**INFORMATION**.
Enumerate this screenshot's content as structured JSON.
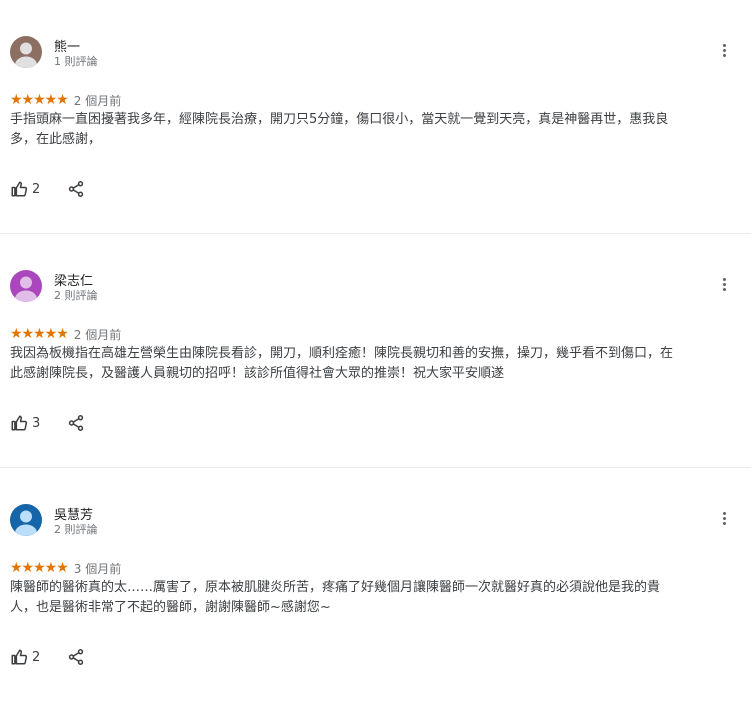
{
  "reviews": [
    {
      "name": "熊一",
      "review_count": "1 則評論",
      "stars": "★★★★★",
      "date": "2 個月前",
      "text": "手指頭麻一直困擾著我多年，經陳院長治療，開刀只5分鐘，傷口很小，當天就一覺到天亮，真是神醫再世，惠我良多，在此感謝，",
      "likes": "2",
      "avatar_color": "#8d6e63"
    },
    {
      "name": "梁志仁",
      "review_count": "2 則評論",
      "stars": "★★★★★",
      "date": "2 個月前",
      "text": "我因為板機指在高雄左營榮生由陳院長看診，開刀，順利痊癒！陳院長親切和善的安撫，操刀，幾乎看不到傷口，在此感謝陳院長，及醫護人員親切的招呼！該診所值得社會大眾的推崇！祝大家平安順遂",
      "likes": "3",
      "avatar_color": "#ab47bc"
    },
    {
      "name": "吳慧芳",
      "review_count": "2 則評論",
      "stars": "★★★★★",
      "date": "3 個月前",
      "text": "陳醫師的醫術真的太……厲害了，原本被肌腱炎所苦，疼痛了好幾個月讓陳醫師一次就醫好真的必須說他是我的貴人，也是醫術非常了不起的醫師，謝謝陳醫師~感謝您~",
      "likes": "2",
      "avatar_color": "#1565a8"
    }
  ],
  "icons": {
    "menu": "more-vert-icon",
    "like": "thumb-up-icon",
    "share": "share-icon",
    "avatar": "person-icon"
  },
  "colors": {
    "star": "#e37400",
    "secondary_text": "#70757a",
    "body_text": "#3c4043"
  }
}
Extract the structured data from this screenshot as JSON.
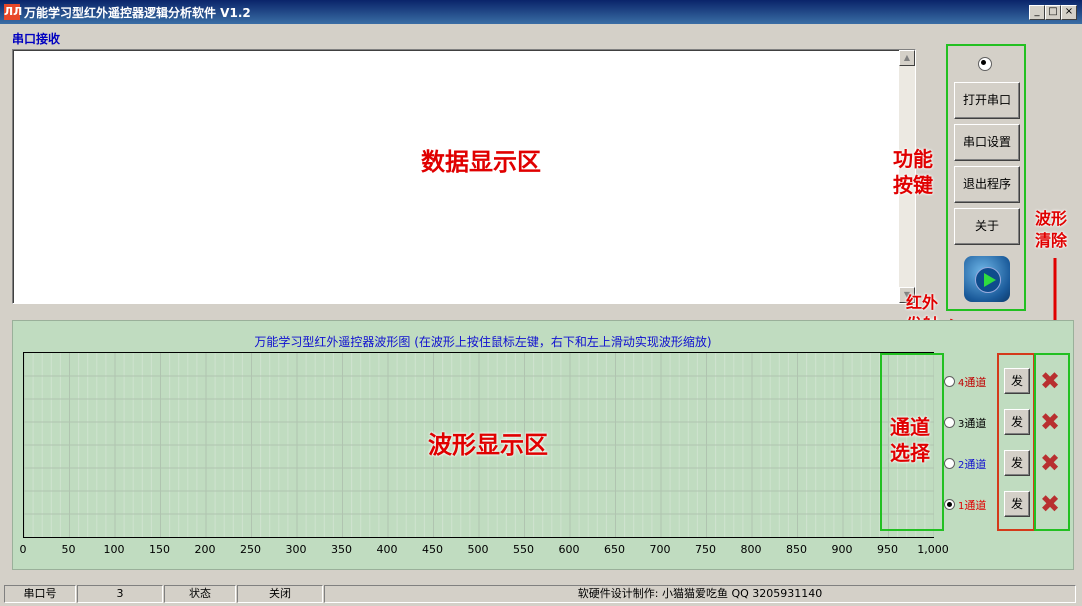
{
  "window": {
    "title": "万能学习型红外遥控器逻辑分析软件  V1.2",
    "icon_text": "ЛЛ",
    "minimize": "_",
    "maximize": "□",
    "close": "×"
  },
  "recv": {
    "label": "串口接收",
    "annotation": "数据显示区"
  },
  "buttons": {
    "open": "打开串口",
    "settings": "串口设置",
    "exit": "退出程序",
    "about": "关于"
  },
  "annotations": {
    "func_line1": "功能",
    "func_line2": "按键",
    "clear_line1": "波形",
    "clear_line2": "清除",
    "ir_line1": "红外",
    "ir_line2": "发射",
    "ch_line1": "通道",
    "ch_line2": "选择",
    "wave_area": "波形显示区"
  },
  "wave": {
    "title": "万能学习型红外遥控器波形图 (在波形上按住鼠标左键，右下和左上滑动实现波形缩放)"
  },
  "chart_data": {
    "type": "line",
    "title": "万能学习型红外遥控器波形图 (在波形上按住鼠标左键，右下和左上滑动实现波形缩放)",
    "xlabel": "",
    "ylabel": "",
    "xlim": [
      0,
      1000
    ],
    "x_ticks": [
      "0",
      "50",
      "100",
      "150",
      "200",
      "250",
      "300",
      "350",
      "400",
      "450",
      "500",
      "550",
      "600",
      "650",
      "700",
      "750",
      "800",
      "850",
      "900",
      "950",
      "1,000"
    ],
    "grid": true,
    "series": []
  },
  "channels": [
    {
      "num": "4",
      "label": "通道",
      "color": "#c00000",
      "checked": false,
      "send": "发"
    },
    {
      "num": "3",
      "label": "通道",
      "color": "#000000",
      "checked": false,
      "send": "发"
    },
    {
      "num": "2",
      "label": "通道",
      "color": "#1010d0",
      "checked": false,
      "send": "发"
    },
    {
      "num": "1",
      "label": "通道",
      "color": "#e00000",
      "checked": true,
      "send": "发"
    }
  ],
  "status": {
    "port_label": "串口号",
    "port_value": "3",
    "state_label": "状态",
    "state_value": "关闭",
    "credit": "软硬件设计制作:  小猫猫爱吃鱼 QQ 3205931140"
  }
}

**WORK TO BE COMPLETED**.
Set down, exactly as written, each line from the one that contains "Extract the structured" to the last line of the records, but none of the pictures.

**OUTPUT OF THE TASK**.
Extract the structured data from this screenshot as JSON.
{
  "window": {
    "title": "万能学习型红外遥控器逻辑分析软件  V1.2",
    "icon_text": "ЛЛ",
    "minimize": "_",
    "maximize": "□",
    "close": "×"
  },
  "recv": {
    "label": "串口接收",
    "annotation": "数据显示区"
  },
  "buttons": {
    "open": "打开串口",
    "settings": "串口设置",
    "exit": "退出程序",
    "about": "关于"
  },
  "annotations": {
    "func_line1": "功能",
    "func_line2": "按键",
    "clear_line1": "波形",
    "clear_line2": "清除",
    "ir_line1": "红外",
    "ir_line2": "发射",
    "ch_line1": "通道",
    "ch_line2": "选择",
    "wave_area": "波形显示区"
  },
  "wave": {
    "title": "万能学习型红外遥控器波形图 (在波形上按住鼠标左键，右下和左上滑动实现波形缩放)"
  },
  "chart_data": {
    "type": "line",
    "title": "万能学习型红外遥控器波形图 (在波形上按住鼠标左键，右下和左上滑动实现波形缩放)",
    "xlabel": "",
    "ylabel": "",
    "xlim": [
      0,
      1000
    ],
    "x_ticks": [
      "0",
      "50",
      "100",
      "150",
      "200",
      "250",
      "300",
      "350",
      "400",
      "450",
      "500",
      "550",
      "600",
      "650",
      "700",
      "750",
      "800",
      "850",
      "900",
      "950",
      "1,000"
    ],
    "grid": true,
    "series": []
  },
  "channels": [
    {
      "num": "4",
      "label": "通道",
      "color": "#c00000",
      "checked": false,
      "send": "发"
    },
    {
      "num": "3",
      "label": "通道",
      "color": "#000000",
      "checked": false,
      "send": "发"
    },
    {
      "num": "2",
      "label": "通道",
      "color": "#1010d0",
      "checked": false,
      "send": "发"
    },
    {
      "num": "1",
      "label": "通道",
      "color": "#e00000",
      "checked": true,
      "send": "发"
    }
  ],
  "status": {
    "port_label": "串口号",
    "port_value": "3",
    "state_label": "状态",
    "state_value": "关闭",
    "credit": "软硬件设计制作:  小猫猫爱吃鱼 QQ 3205931140"
  }
}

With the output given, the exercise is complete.